The initial black and white drawing I did rather fast. I decided to draw 4 different layouts of the concept, I had watched an art video where an artist talked about the importance of thumbnails. This phase of the drawing was fun although I was already feeling a little stress because I hadn’t done anything on the commission in the almost 2 weeks I got it. I was busy updating the Schiller-Institute webcast after our conference, but I was also waisting time because a part of me wasn’t excited to draw kids.
I don’t remember at what point I decided to do coloring but I remember just forcing myself to fill in areas in really broad and fast strokes. It was exciting and exhausting, I kept wanting to check my phone or do something else but I wanted to move on to the next phase, to see progress.
The next passes of the creating were just work. It literally felt like clocking in and clocking out of a nine to five. I didn’t feel any real excitement but I noticed whenever I made big changes I would often stop to look at what I did, and those stops were way too long and full of doubt – what if I messed it up. My saving grace was my wife, she literally saved me from my own doubt by giving concrete criticism and suggestions. I would always be a little defensive at first but once I thought about it it always made the piece better once I did it, it got to the point where I would look for her advice. But then she started to tell me to hurry up, I could tell her advice was becoming less because she knows I’m a perfectionist.
I would say my biggest lessons for this piece were
1.) Don’t waste time
2.) Listen to your wife
3.) Clock in and clock out (make a schedule, pace yourself & set goals)
4.) Don’t over think it
In the end the piece was great and I feel much more comfortable painting with colors instead of using the layered approach, I can’t wait to do some new studies now.

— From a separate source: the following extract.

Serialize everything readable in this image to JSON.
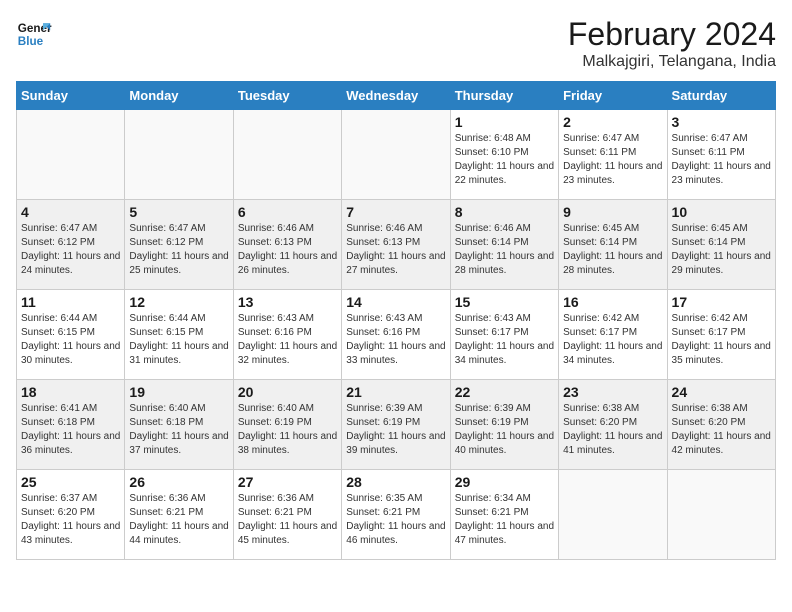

This was an early anniversary gift for my fiancé.
A photographer commissioned a caricature of him and his girlfriend, she is a classical Opera Singer.